Linda, an event scheduler for Guilford Technical Community College in Greensboro, was diagnosed with metastatic breast cancer at the ripe age of 38. Her mother is a breast cancer survivor, and Linda, who had a history of fibrous, lumpy breasts, was diligent about her yearly mammograms. But when a pain her left armpit continued to get worse she immediately called The Breast Center. She learned she had cancer three days later. On her first appointment with oncology, she was ordered to have CT/PET/Bone scans and her liver lit up. A 1.5 cm tumor was found. A biopsy of Stage IV cancer was diagnosed.
Linda said the hardest person to break the news to was her then six-year-old daughter, Libby. “I didn’t want her to think that someday her breasts would get ‘sick’ and have to be removed. I think for her, the hardest thing was losing my hair. She said I looked like a daddy. After my mastectomies, when I first showed her the scars on my chest, she kissed her hand, touched my left breast, then kissed her hand again and touched my right breast.”
Linda endured five months of chemotherapy (without missing a day of work), six ½ weeks of radiation, surgery and is currently undergoing maintenance therapy and reconstruction.
“I have never asked, “Why me? I believe I got cancer for a reason. If it’s to help one person, then so be it. My relationship with my husband is stronger than ever and …my relationship with God is stronger. I could not have done this journey without my mom. She has been my rock, and took great care of me. She fed me, took care of my daughter, bathed me, and hugged me when I cried. She knows where I’ve been. I am so blessed on so many fronts.”
Melissa Clark of Advance was diagnosed with Costochondritis in February. She was asked to return in two weeks for a follow up. During those two weeks she had done a self-exam and felt a lump that she had actually felt last Fall. She was encouraged by her Aunt to get it looked at. That was when everything changed. Melissa was diagnosed with estrogen-receptive ductal carcinoma that metastasized to her bones.

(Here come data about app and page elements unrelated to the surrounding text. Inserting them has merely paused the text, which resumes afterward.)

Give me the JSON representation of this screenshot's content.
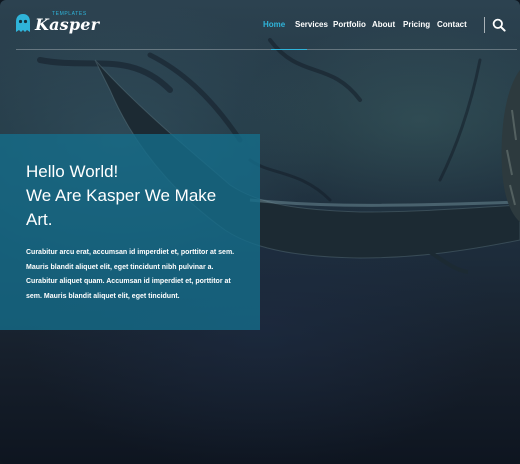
{
  "logo": {
    "word": "Kasper",
    "sub": "TEMPLATES",
    "icon": "ghost-icon",
    "accent": "#2fb4da"
  },
  "nav": {
    "items": [
      {
        "label": "Home",
        "active": true
      },
      {
        "label": "Services",
        "active": false
      },
      {
        "label": "Portfolio",
        "active": false
      },
      {
        "label": "About",
        "active": false
      },
      {
        "label": "Pricing",
        "active": false
      },
      {
        "label": "Contact",
        "active": false
      }
    ],
    "search_icon": "search-icon"
  },
  "hero": {
    "title_line1": "Hello World!",
    "title_line2": "We Are Kasper We Make",
    "title_line3": "Art.",
    "text": "Curabitur arcu erat, accumsan id imperdiet et, porttitor at sem. Mauris blandit aliquet elit, eget tincidunt nibh pulvinar a. Curabitur aliquet quam. Accumsan id imperdiet et, porttitor at sem. Mauris blandit aliquet elit, eget tincidunt.",
    "box_color": "#146e8c"
  }
}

Melissa says it was very overwhelming in the beginning. She is married with two young children, Austin (8) and Logan (3). It was very surprising to her as she had no family history & believed that she had done everything right to be proactive in preventing cancer.
“We all have a story and when I thought we were already at a low as my husband has been unemployed for 3 years, I realized that there was a reason why I was chosen to go through this. I saw this as my wakeup call and began re-evaluating every aspect of my life. I tend to be competitive by nature, having been an athlete from a very young age and I was determined and knew that along with my foundation in faith, having a positive attitude was going to be important. Several things I have learned and remind myself and others….. If He brought me to this, He will see me through it. I may have cancer but cancer does not have me. This was not going to define who I was but this was going to be something I go through.”
Melissa began her treatment plan with four chemo treatments in addition to agreeing to be a part of an 18 month research study for her bones. She had a lumpectomy in July and is in the process of going through 35 radiation treatments. Her next step will be to start on Tamoxifen.
Melissa is grateful to her amazing family and friends who make up an incredible support system. She has made many changes to her life, but focuses on what is most important – spending time with family and friends and relying on her faith in God.
Thanks to each of you for sharing your story with us today. We hope your journey continues to be a positive one! If you know someone who you think we should feature as a Main Street Mom on the Move, email Rachel at Rachel@triadmomsonmain.com!
*Photo credit for last image – Melinda Jean Photography